  • YES – Nature to Neighborhoods: To support year-round opportunities for underserved Richmond youth to connect to the outdoors and receive leadership training, job skills, and employment opportunities
  • YMCA of San Francisco: To provide youth from traditionally marginalized and underserved communities in San Francisco, San Mateo, and Marin counties with access to nature and nature-based experiences.

You can also download the list of 2021 Youth Access to Nature grantees.

In 2016, the San Francisco Foundation launched the Youth Access to Nature Fund to ensure youth of color have access to meaningful experiences in nature, to support their growth as leaders and students, and to improve their mental and physical health. During its six-year incubation period at the foundation, 35 organizations received more than $7 million in grants from a pooled-donor fund at the foundation, and 125,000 youth received hands-on, transformative experiences in the outdoors.

As of January 1, 2022, the Youth Access to Nature Fund has transitioned from being managed by the San Francisco Foundation to being managed by Justice Outside. We are excited and so honored to continue to collaborate with our friends at the San Francisco Foundation during this transition. As the Youth Access the Nature Fund keeps its identity and commitments to the young people of the Bay Area, we are also holding the space to deepen the fund’s commitment to trust-based philanthropy and racial justice by implementing practices that have been modeled by our own Liberated Paths Grantmaking Program, including:

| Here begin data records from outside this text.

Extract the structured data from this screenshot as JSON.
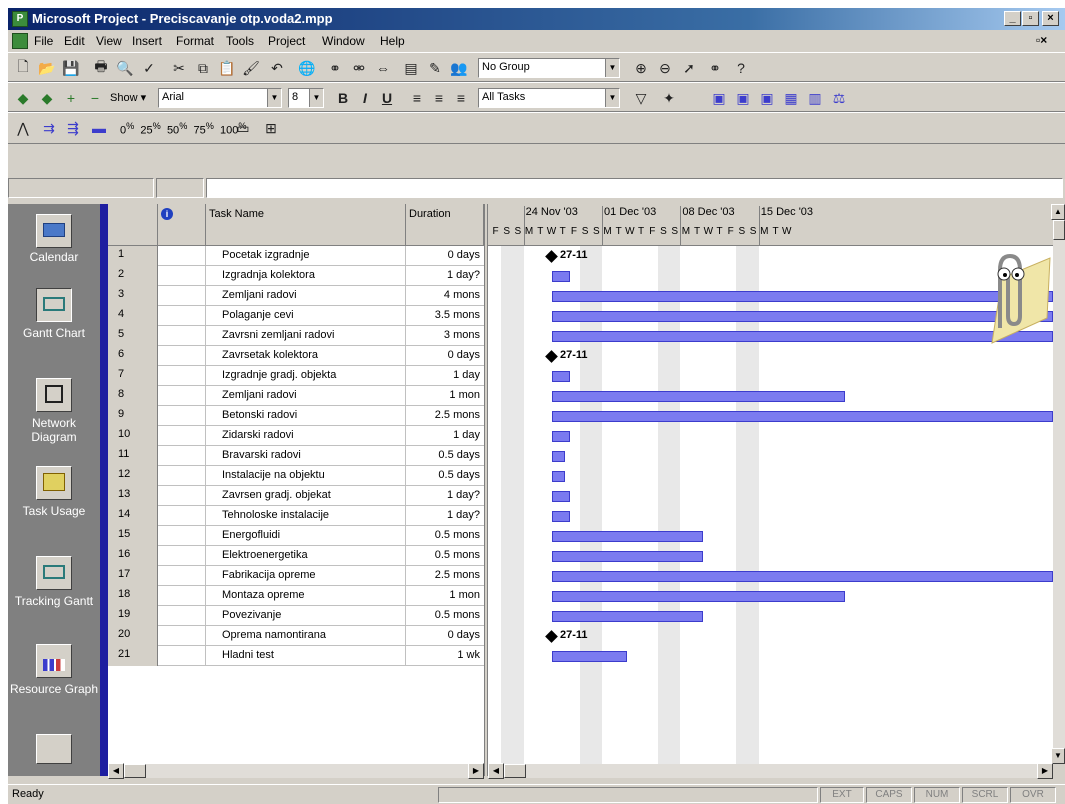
{
  "window": {
    "title": "Microsoft Project - Preciscavanje otp.voda2.mpp",
    "minimize": "_",
    "restore": "▫",
    "close": "×"
  },
  "menu": [
    "File",
    "Edit",
    "View",
    "Insert",
    "Format",
    "Tools",
    "Project",
    "Window",
    "Help"
  ],
  "toolbar": {
    "group_select": "No Group",
    "show_label": "Show",
    "font": "Arial",
    "font_size": "8",
    "bold": "B",
    "italic": "I",
    "underline": "U",
    "filter_select": "All Tasks",
    "percent_0": "0",
    "percent_25": "25",
    "percent_50": "50",
    "percent_75": "75",
    "percent_100": "100"
  },
  "viewbar": {
    "items": [
      "Calendar",
      "Gantt Chart",
      "Network Diagram",
      "Task Usage",
      "Tracking Gantt",
      "Resource Graph"
    ]
  },
  "grid": {
    "headers": {
      "id": "",
      "indicators": "",
      "task_name": "Task Name",
      "duration": "Duration"
    },
    "rows": [
      {
        "id": "1",
        "name": "Pocetak izgradnje",
        "duration": "0 days"
      },
      {
        "id": "2",
        "name": "Izgradnja kolektora",
        "duration": "1 day?"
      },
      {
        "id": "3",
        "name": "Zemljani radovi",
        "duration": "4 mons"
      },
      {
        "id": "4",
        "name": "Polaganje cevi",
        "duration": "3.5 mons"
      },
      {
        "id": "5",
        "name": "Zavrsni zemljani radovi",
        "duration": "3 mons"
      },
      {
        "id": "6",
        "name": "Zavrsetak kolektora",
        "duration": "0 days"
      },
      {
        "id": "7",
        "name": "Izgradnje gradj. objekta",
        "duration": "1 day"
      },
      {
        "id": "8",
        "name": "Zemljani radovi",
        "duration": "1 mon"
      },
      {
        "id": "9",
        "name": "Betonski radovi",
        "duration": "2.5 mons"
      },
      {
        "id": "10",
        "name": "Zidarski radovi",
        "duration": "1 day"
      },
      {
        "id": "11",
        "name": "Bravarski radovi",
        "duration": "0.5 days"
      },
      {
        "id": "12",
        "name": "Instalacije na objektu",
        "duration": "0.5 days"
      },
      {
        "id": "13",
        "name": "Zavrsen gradj. objekat",
        "duration": "1 day?"
      },
      {
        "id": "14",
        "name": "Tehnoloske instalacije",
        "duration": "1 day?"
      },
      {
        "id": "15",
        "name": "Energofluidi",
        "duration": "0.5 mons"
      },
      {
        "id": "16",
        "name": "Elektroenergetika",
        "duration": "0.5 mons"
      },
      {
        "id": "17",
        "name": "Fabrikacija opreme",
        "duration": "2.5 mons"
      },
      {
        "id": "18",
        "name": "Montaza opreme",
        "duration": "1 mon"
      },
      {
        "id": "19",
        "name": "Povezivanje",
        "duration": "0.5 mons"
      },
      {
        "id": "20",
        "name": "Oprema namontirana",
        "duration": "0 days"
      },
      {
        "id": "21",
        "name": "Hladni test",
        "duration": "1 wk"
      }
    ]
  },
  "gantt": {
    "weeks": [
      "24 Nov '03",
      "01 Dec '03",
      "08 Dec '03",
      "15 Dec '03"
    ],
    "days": [
      "F",
      "S",
      "S",
      "M",
      "T",
      "W",
      "T",
      "F",
      "S",
      "S",
      "M",
      "T",
      "W",
      "T",
      "F",
      "S",
      "S",
      "M",
      "T",
      "W",
      "T",
      "F",
      "S",
      "S",
      "M",
      "T",
      "W"
    ],
    "milestone_label": "27-11",
    "bar_color": "#7b7bf0",
    "tasks": [
      {
        "row": 0,
        "type": "milestone",
        "label": "27-11"
      },
      {
        "row": 1,
        "type": "bar",
        "start_day": 0,
        "len_days": 1
      },
      {
        "row": 2,
        "type": "bar",
        "start_day": 0,
        "len_days": 120
      },
      {
        "row": 3,
        "type": "bar",
        "start_day": 0,
        "len_days": 105
      },
      {
        "row": 4,
        "type": "bar",
        "start_day": 0,
        "len_days": 90
      },
      {
        "row": 5,
        "type": "milestone",
        "label": "27-11"
      },
      {
        "row": 6,
        "type": "bar",
        "start_day": 0,
        "len_days": 1
      },
      {
        "row": 7,
        "type": "bar",
        "start_day": 0,
        "len_days": 30
      },
      {
        "row": 8,
        "type": "bar",
        "start_day": 0,
        "len_days": 75
      },
      {
        "row": 9,
        "type": "bar",
        "start_day": 0,
        "len_days": 1
      },
      {
        "row": 10,
        "type": "bar",
        "start_day": 0,
        "len_days": 0.5
      },
      {
        "row": 11,
        "type": "bar",
        "start_day": 0,
        "len_days": 0.5
      },
      {
        "row": 12,
        "type": "bar",
        "start_day": 0,
        "len_days": 1
      },
      {
        "row": 13,
        "type": "bar",
        "start_day": 0,
        "len_days": 1
      },
      {
        "row": 14,
        "type": "bar",
        "start_day": 0,
        "len_days": 15
      },
      {
        "row": 15,
        "type": "bar",
        "start_day": 0,
        "len_days": 15
      },
      {
        "row": 16,
        "type": "bar",
        "start_day": 0,
        "len_days": 75
      },
      {
        "row": 17,
        "type": "bar",
        "start_day": 0,
        "len_days": 30
      },
      {
        "row": 18,
        "type": "bar",
        "start_day": 0,
        "len_days": 15
      },
      {
        "row": 19,
        "type": "milestone",
        "label": "27-11"
      },
      {
        "row": 20,
        "type": "bar",
        "start_day": 0,
        "len_days": 7
      }
    ]
  },
  "status": {
    "text": "Ready",
    "indicators": [
      "EXT",
      "CAPS",
      "NUM",
      "SCRL",
      "OVR"
    ]
  }
}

  • Prioritization of Black, Indigenous, and People of Color-led youth-serving organizations, in order to overcome the racial bias in philanthropic funding
  • Grant application and reporting processes that are co-designed and informed by grantees
  • Grantee organizations have the option to participate in quarterly capacity-building trainings to support sustainability and growth

You can learn more about next steps with the Youth Access to Nature Fund, including how and when to apply for grants, by joining our email community. For time-sensitive questions about applying, we warmly invite you to directly contact Rena Payan, Director of Grantmaking, at

If you would like to learn more about joining this pooled fund, please contact Robert Sindelar, Chief Advancement Officer, at

Thank you for your partnership in our work toward liberation.